Have you ever been led by God to a really dry place? Has God’s leading to this place been through means that even in the midst of your thirst you can’t question? Your response to God’s direction was obedience to what you thought was His clear guidance and now you find yourself precariously camped out in the desert; you are thirsty and can’t find any water.
Your response may be like mine. I usually complain a lot. I gripe about everything around me, especially the people in authority over me. It’s always their fault. To the Lord I cry “foul,” this isn’t what obedience is supposed to produce. Of course all my grousing is done in very “spiritual” language and in public I almost never admit how dry and thirsty I am. But way down deep I am convinced a loving God couldn’t really want me to be out in the desert and so thirsty.
It is difficult to make a directional mistake when one follows a “pillar of fire” at night or a supernatural cloud stretching out in front of you in the daytime. Those directional signs can’t be missed. There was not the slightest doubt that the “whole congregation” in Exodus 17 was at Rephidim because that is where God, their liberator, protector and provider had led them. There was also no question that there was no water to drink.
The people of Israel responded just like I do. They complained to Moses and blamed him for their problem and wanted to go back to the good old days that existed only in their imaginations. As I read the story, a nagging question came to my mind. What would have been the proper response of God’s people after He led them to this place where there was no water? The fact was that they, their kids, and their animals were all real thirsty. What should be my proper response to my dry desert experience?

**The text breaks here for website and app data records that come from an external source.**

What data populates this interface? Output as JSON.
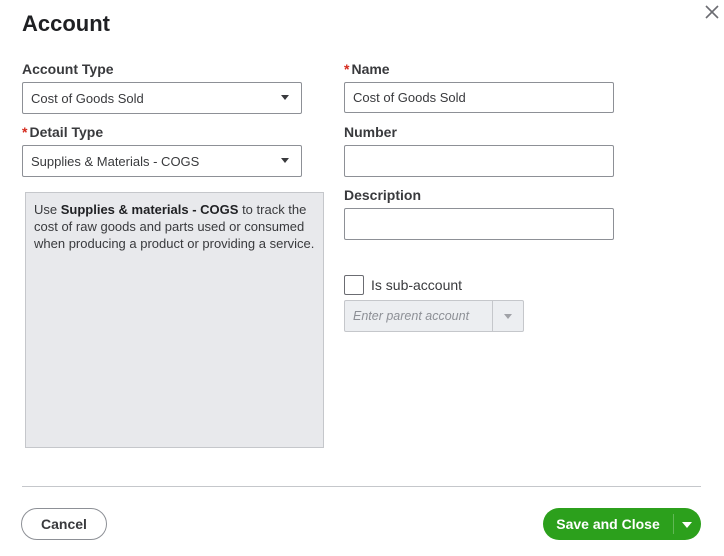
{
  "dialog": {
    "title": "Account",
    "close_icon": "close-icon"
  },
  "left": {
    "account_type_label": "Account Type",
    "account_type_value": "Cost of Goods Sold",
    "detail_type_required": "*",
    "detail_type_label": "Detail Type",
    "detail_type_value": "Supplies & Materials - COGS",
    "help_prefix": "Use ",
    "help_bold": "Supplies & materials - COGS",
    "help_suffix": " to track the cost of raw goods and parts used or consumed when producing a product or providing a service."
  },
  "right": {
    "name_required": "*",
    "name_label": "Name",
    "name_value": "Cost of Goods Sold",
    "number_label": "Number",
    "number_value": "",
    "description_label": "Description",
    "description_value": "",
    "subaccount_label": "Is sub-account",
    "subaccount_checked": false,
    "parent_placeholder": "Enter parent account"
  },
  "footer": {
    "cancel_label": "Cancel",
    "save_label": "Save and Close"
  },
  "colors": {
    "primary": "#2ca01c",
    "required": "#d52b1e"
  }
}
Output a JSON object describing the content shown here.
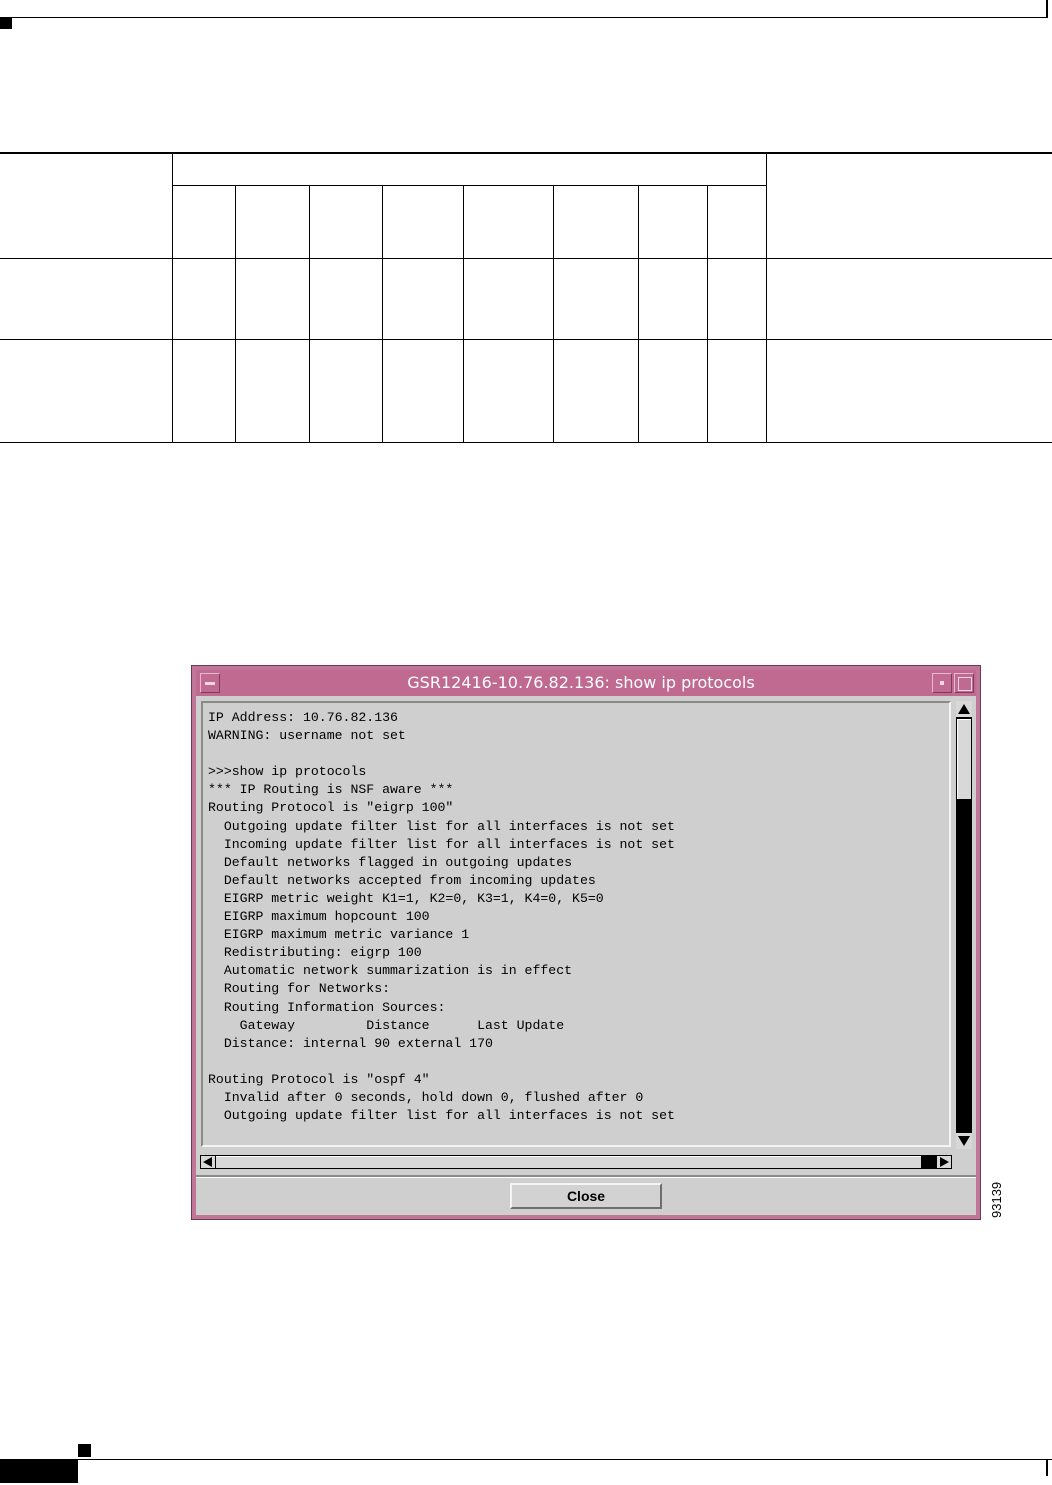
{
  "window": {
    "title": "GSR12416-10.76.82.136:  show ip protocols",
    "title_color": "#c06a91",
    "output_lines": [
      "IP Address: 10.76.82.136",
      "WARNING: username not set",
      "",
      ">>>show ip protocols",
      "*** IP Routing is NSF aware ***",
      "Routing Protocol is \"eigrp 100\"",
      "  Outgoing update filter list for all interfaces is not set",
      "  Incoming update filter list for all interfaces is not set",
      "  Default networks flagged in outgoing updates",
      "  Default networks accepted from incoming updates",
      "  EIGRP metric weight K1=1, K2=0, K3=1, K4=0, K5=0",
      "  EIGRP maximum hopcount 100",
      "  EIGRP maximum metric variance 1",
      "  Redistributing: eigrp 100",
      "  Automatic network summarization is in effect",
      "  Routing for Networks:",
      "  Routing Information Sources:",
      "    Gateway         Distance      Last Update",
      "  Distance: internal 90 external 170",
      "",
      "Routing Protocol is \"ospf 4\"",
      "  Invalid after 0 seconds, hold down 0, flushed after 0",
      "  Outgoing update filter list for all interfaces is not set"
    ],
    "close_label": "Close",
    "icons": {
      "window_menu": "window-menu-icon",
      "minimize": "minimize-icon",
      "maximize": "maximize-icon",
      "scroll_up": "arrow-up-icon",
      "scroll_down": "arrow-down-icon",
      "scroll_left": "arrow-left-icon",
      "scroll_right": "arrow-right-icon"
    }
  },
  "figure_id": "93139"
}
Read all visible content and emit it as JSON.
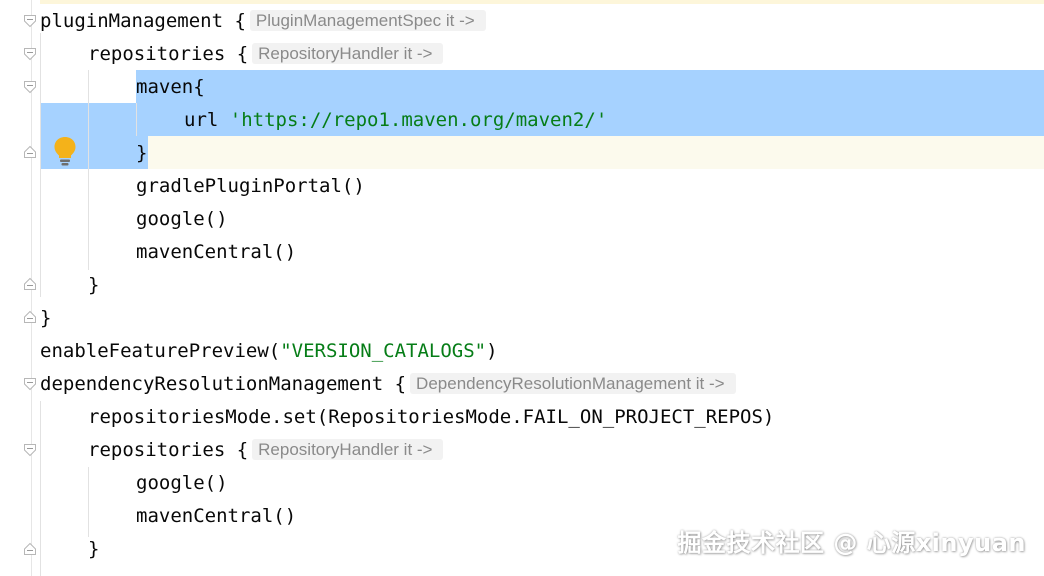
{
  "editor": {
    "lines": [
      {
        "indent": 0,
        "tokens": [
          {
            "t": "pluginManagement {"
          }
        ],
        "hint": "PluginManagementSpec it ->"
      },
      {
        "indent": 1,
        "tokens": [
          {
            "t": "repositories {"
          }
        ],
        "hint": "RepositoryHandler it ->"
      },
      {
        "indent": 2,
        "tokens": [
          {
            "t": "maven{"
          }
        ]
      },
      {
        "indent": 3,
        "tokens": [
          {
            "t": "url "
          },
          {
            "t": "'https://repo1.maven.org/maven2/'",
            "c": "str"
          }
        ]
      },
      {
        "indent": 2,
        "tokens": [
          {
            "t": "}"
          }
        ]
      },
      {
        "indent": 2,
        "tokens": [
          {
            "t": "gradlePluginPortal()"
          }
        ]
      },
      {
        "indent": 2,
        "tokens": [
          {
            "t": "google()"
          }
        ]
      },
      {
        "indent": 2,
        "tokens": [
          {
            "t": "mavenCentral()"
          }
        ]
      },
      {
        "indent": 1,
        "tokens": [
          {
            "t": "}"
          }
        ]
      },
      {
        "indent": 0,
        "tokens": [
          {
            "t": "}"
          }
        ]
      },
      {
        "indent": 0,
        "tokens": [
          {
            "t": "enableFeaturePreview("
          },
          {
            "t": "\"VERSION_CATALOGS\"",
            "c": "str"
          },
          {
            "t": ")"
          }
        ]
      },
      {
        "indent": 0,
        "tokens": [
          {
            "t": "dependencyResolutionManagement {"
          }
        ],
        "hint": "DependencyResolutionManagement it ->"
      },
      {
        "indent": 1,
        "tokens": [
          {
            "t": "repositoriesMode.set(RepositoriesMode.FAIL_ON_PROJECT_REPOS)"
          }
        ]
      },
      {
        "indent": 1,
        "tokens": [
          {
            "t": "repositories {"
          }
        ],
        "hint": "RepositoryHandler it ->"
      },
      {
        "indent": 2,
        "tokens": [
          {
            "t": "google()"
          }
        ]
      },
      {
        "indent": 2,
        "tokens": [
          {
            "t": "mavenCentral()"
          }
        ]
      },
      {
        "indent": 1,
        "tokens": [
          {
            "t": "}"
          }
        ]
      }
    ],
    "icons": {
      "fold_open": "fold-open-icon",
      "fold_close": "fold-close-icon",
      "intention": "intention-bulb-icon"
    },
    "colors": {
      "selection": "#a6d2ff",
      "current_line": "#fcfaed",
      "string": "#067d17",
      "text": "#080808",
      "hint_bg": "#f2f2f2",
      "hint_text": "#8a8a8a",
      "bulb": "#f4b21a"
    }
  },
  "watermark": {
    "text": "掘金技术社区 @ 心源xinyuan"
  }
}
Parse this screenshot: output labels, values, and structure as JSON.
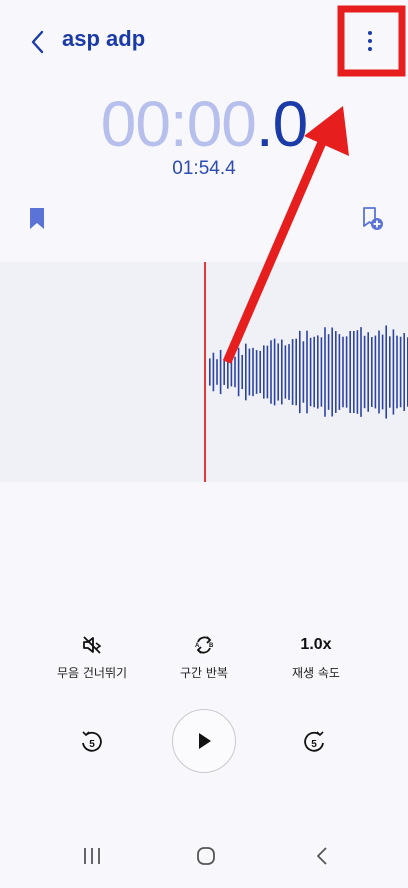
{
  "header": {
    "title": "asp adp",
    "back_icon": "chevron-left-icon",
    "more_icon": "more-vertical-icon"
  },
  "timer": {
    "elapsed_main": "00:00",
    "elapsed_tenth": ".0",
    "total": "01:54.4"
  },
  "icons": {
    "bookmark": "bookmark-icon",
    "add_bookmark": "add-bookmark-icon"
  },
  "controls": {
    "skip_silence_label": "무음 건너뛰기",
    "repeat_label": "구간 반복",
    "speed_value": "1.0x",
    "speed_label": "재생 속도",
    "skip_back_seconds": "5",
    "skip_forward_seconds": "5"
  },
  "colors": {
    "accent": "#1b3ba8",
    "accent_light": "#b7c0ec",
    "playhead": "#e53935",
    "annotation": "#e61e1e"
  }
}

I found it interesting that when Moses cries out in desperation to the Lord God, (the fear of people throwing a lot of rocks at you will lend an urgency to one’s prayers) the Almighty doesn’t condemn the people for being desperate for water or chide Moses for his panic. God doesn’t seem the least bit surprised by the situation or the people’s response to it. The fact was that the whole desert experience seemed sovereignly engineered to build trust in God, His direction, provision and leadership.
The Bible doesn’t say what the proper response of Israel should have been. However, there are some strong hints. The children of Israel had just been delivered from Egypt and seen its great imperial army destroyed by their God. The people had marched through the Red Sea on dry land because of His intervention. Six days each and every week, morning and evening, even in this dry place, God provided them with nourishing food. They might have remembered some of these things and thanked God for His deliverance, faithfulness and supply. The old hymn says “Count your blessings, name them one by one. Count your blessings, see what God has done.” A grateful heart that remembers and recounts God’s blessings is a powerful behavior to master, especially in the dry places.
Another more positive response to the dry and desolate spot could have been to realize that it was no mistake by their leader, Moses, that brought them to this place with no water. Rather,it was the Almighty who directed them to Rephidim. They could have asked Him why they were there and what they were supposed to learn.
They could have at least trusted God in spite of a little thirst. They could have … They could have responded in a bunch of more positive ways, but just like me Israel went to griping and the blame game. Could’uv, should’uv is an endless game we all play when we don’t, won’t or can’t.
At Rephidim God has His people right where He wants them. God leads all of us into a dry desert for mainly one reason. God our deliverer and sustainer wants us to look to Him alone for our supply and sustenance. My dad used to say, “Everyone wants to see miracles, but no one wants to live where miracles have to take place.” At times God puts all of us in that desert place we would never choose, a place where it’s dry and we are thirsty and only a miracle of divine intervention will sustain us.
Moses’ assessment of his congregation was right. They were testing God by doubting the presence of the Almighty with them. Moses also thought that they were stretching God’s patience too far. Psalm 95:8 says we are not to be like the chosen people who “hardened their hearts and tested God” at this very place. We harden our hearts when we kick, complain and groan instead of remembering all the wondrous things He has done, when we fail to look to Him for the miraculous supply of our need for water. However, God remains patient and longsuffering with His people now as then.
Blaming a director, board chair, pastor, boss or colleagues for your thirst may seem satisfying, it may avoid the issue for a quick moment. But only God can give us water in the dry and dusty place into which He leads us. Israel never seemed to learn this well. With the Holy Spirit’s help, I want to internalize this lesson. When God is the One who brought me into the desert, why look anywhere else for water?